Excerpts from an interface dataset
BEGIN
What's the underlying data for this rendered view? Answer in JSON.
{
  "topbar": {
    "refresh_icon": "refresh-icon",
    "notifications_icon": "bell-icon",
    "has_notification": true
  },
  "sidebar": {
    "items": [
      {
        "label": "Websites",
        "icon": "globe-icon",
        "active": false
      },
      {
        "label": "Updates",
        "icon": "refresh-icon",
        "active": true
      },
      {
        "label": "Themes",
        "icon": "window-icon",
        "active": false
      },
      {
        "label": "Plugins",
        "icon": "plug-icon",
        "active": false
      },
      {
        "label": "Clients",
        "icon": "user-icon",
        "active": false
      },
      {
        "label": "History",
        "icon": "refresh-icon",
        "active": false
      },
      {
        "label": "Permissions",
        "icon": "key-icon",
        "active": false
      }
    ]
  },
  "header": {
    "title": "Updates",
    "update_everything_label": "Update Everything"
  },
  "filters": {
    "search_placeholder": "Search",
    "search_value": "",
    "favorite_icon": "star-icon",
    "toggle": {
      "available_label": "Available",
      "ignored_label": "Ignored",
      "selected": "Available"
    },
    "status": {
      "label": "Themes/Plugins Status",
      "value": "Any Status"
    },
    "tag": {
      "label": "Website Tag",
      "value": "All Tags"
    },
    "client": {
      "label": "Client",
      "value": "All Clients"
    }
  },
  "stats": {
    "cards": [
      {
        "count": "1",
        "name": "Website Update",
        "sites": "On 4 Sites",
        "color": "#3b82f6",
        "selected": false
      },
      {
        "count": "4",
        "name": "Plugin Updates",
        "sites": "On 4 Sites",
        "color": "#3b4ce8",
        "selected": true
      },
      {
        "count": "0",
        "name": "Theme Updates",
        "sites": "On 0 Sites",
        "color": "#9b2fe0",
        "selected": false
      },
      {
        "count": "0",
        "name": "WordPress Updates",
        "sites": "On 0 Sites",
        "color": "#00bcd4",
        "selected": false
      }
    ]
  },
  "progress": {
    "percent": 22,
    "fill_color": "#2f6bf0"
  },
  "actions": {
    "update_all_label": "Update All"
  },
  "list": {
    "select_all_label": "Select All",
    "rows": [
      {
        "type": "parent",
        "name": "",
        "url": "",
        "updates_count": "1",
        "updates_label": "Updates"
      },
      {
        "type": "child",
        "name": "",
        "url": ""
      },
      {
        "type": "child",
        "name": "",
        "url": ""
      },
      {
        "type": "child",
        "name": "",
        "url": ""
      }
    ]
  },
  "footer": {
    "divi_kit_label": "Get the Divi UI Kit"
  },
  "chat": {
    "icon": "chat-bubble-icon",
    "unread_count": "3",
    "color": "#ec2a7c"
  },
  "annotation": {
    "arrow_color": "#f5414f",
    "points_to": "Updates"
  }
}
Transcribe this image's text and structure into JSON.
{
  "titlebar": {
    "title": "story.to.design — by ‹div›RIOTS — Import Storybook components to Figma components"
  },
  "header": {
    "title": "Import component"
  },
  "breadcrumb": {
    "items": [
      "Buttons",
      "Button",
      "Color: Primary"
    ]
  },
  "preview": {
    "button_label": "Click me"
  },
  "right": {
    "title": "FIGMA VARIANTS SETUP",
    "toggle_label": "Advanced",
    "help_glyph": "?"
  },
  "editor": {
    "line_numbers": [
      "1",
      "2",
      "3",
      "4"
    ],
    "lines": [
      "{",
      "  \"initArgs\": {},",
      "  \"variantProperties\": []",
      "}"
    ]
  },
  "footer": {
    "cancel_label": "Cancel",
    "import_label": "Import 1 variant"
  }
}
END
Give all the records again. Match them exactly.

What's the underlying data for this rendered view? Answer in JSON.
{
  "topbar": {
    "refresh_icon": "refresh-icon",
    "notifications_icon": "bell-icon",
    "has_notification": true
  },
  "sidebar": {
    "items": [
      {
        "label": "Websites",
        "icon": "globe-icon",
        "active": false
      },
      {
        "label": "Updates",
        "icon": "refresh-icon",
        "active": true
      },
      {
        "label": "Themes",
        "icon": "window-icon",
        "active": false
      },
      {
        "label": "Plugins",
        "icon": "plug-icon",
        "active": false
      },
      {
        "label": "Clients",
        "icon": "user-icon",
        "active": false
      },
      {
        "label": "History",
        "icon": "refresh-icon",
        "active": false
      },
      {
        "label": "Permissions",
        "icon": "key-icon",
        "active": false
      }
    ]
  },
  "header": {
    "title": "Updates",
    "update_everything_label": "Update Everything"
  },
  "filters": {
    "search_placeholder": "Search",
    "search_value": "",
    "favorite_icon": "star-icon",
    "toggle": {
      "available_label": "Available",
      "ignored_label": "Ignored",
      "selected": "Available"
    },
    "status": {
      "label": "Themes/Plugins Status",
      "value": "Any Status"
    },
    "tag": {
      "label": "Website Tag",
      "value": "All Tags"
    },
    "client": {
      "label": "Client",
      "value": "All Clients"
    }
  },
  "stats": {
    "cards": [
      {
        "count": "1",
        "name": "Website Update",
        "sites": "On 4 Sites",
        "color": "#3b82f6",
        "selected": false
      },
      {
        "count": "4",
        "name": "Plugin Updates",
        "sites": "On 4 Sites",
        "color": "#3b4ce8",
        "selected": true
      },
      {
        "count": "0",
        "name": "Theme Updates",
        "sites": "On 0 Sites",
        "color": "#9b2fe0",
        "selected": false
      },
      {
        "count": "0",
        "name": "WordPress Updates",
        "sites": "On 0 Sites",
        "color": "#00bcd4",
        "selected": false
      }
    ]
  },
  "progress": {
    "percent": 22,
    "fill_color": "#2f6bf0"
  },
  "actions": {
    "update_all_label": "Update All"
  },
  "list": {
    "select_all_label": "Select All",
    "rows": [
      {
        "type": "parent",
        "name": "",
        "url": "",
        "updates_count": "1",
        "updates_label": "Updates"
      },
      {
        "type": "child",
        "name": "",
        "url": ""
      },
      {
        "type": "child",
        "name": "",
        "url": ""
      },
      {
        "type": "child",
        "name": "",
        "url": ""
      }
    ]
  },
  "footer": {
    "divi_kit_label": "Get the Divi UI Kit"
  },
  "chat": {
    "icon": "chat-bubble-icon",
    "unread_count": "3",
    "color": "#ec2a7c"
  },
  "annotation": {
    "arrow_color": "#f5414f",
    "points_to": "Updates"
  }
}
Transcribe this image's text and structure into JSON.
{
  "titlebar": {
    "title": "story.to.design — by ‹div›RIOTS — Import Storybook components to Figma components"
  },
  "header": {
    "title": "Import component"
  },
  "breadcrumb": {
    "items": [
      "Buttons",
      "Button",
      "Color: Primary"
    ]
  },
  "preview": {
    "button_label": "Click me"
  },
  "right": {
    "title": "FIGMA VARIANTS SETUP",
    "toggle_label": "Advanced",
    "help_glyph": "?"
  },
  "editor": {
    "line_numbers": [
      "1",
      "2",
      "3",
      "4"
    ],
    "lines": [
      "{",
      "  \"initArgs\": {},",
      "  \"variantProperties\": []",
      "}"
    ]
  },
  "footer": {
    "cancel_label": "Cancel",
    "import_label": "Import 1 variant"
  }
}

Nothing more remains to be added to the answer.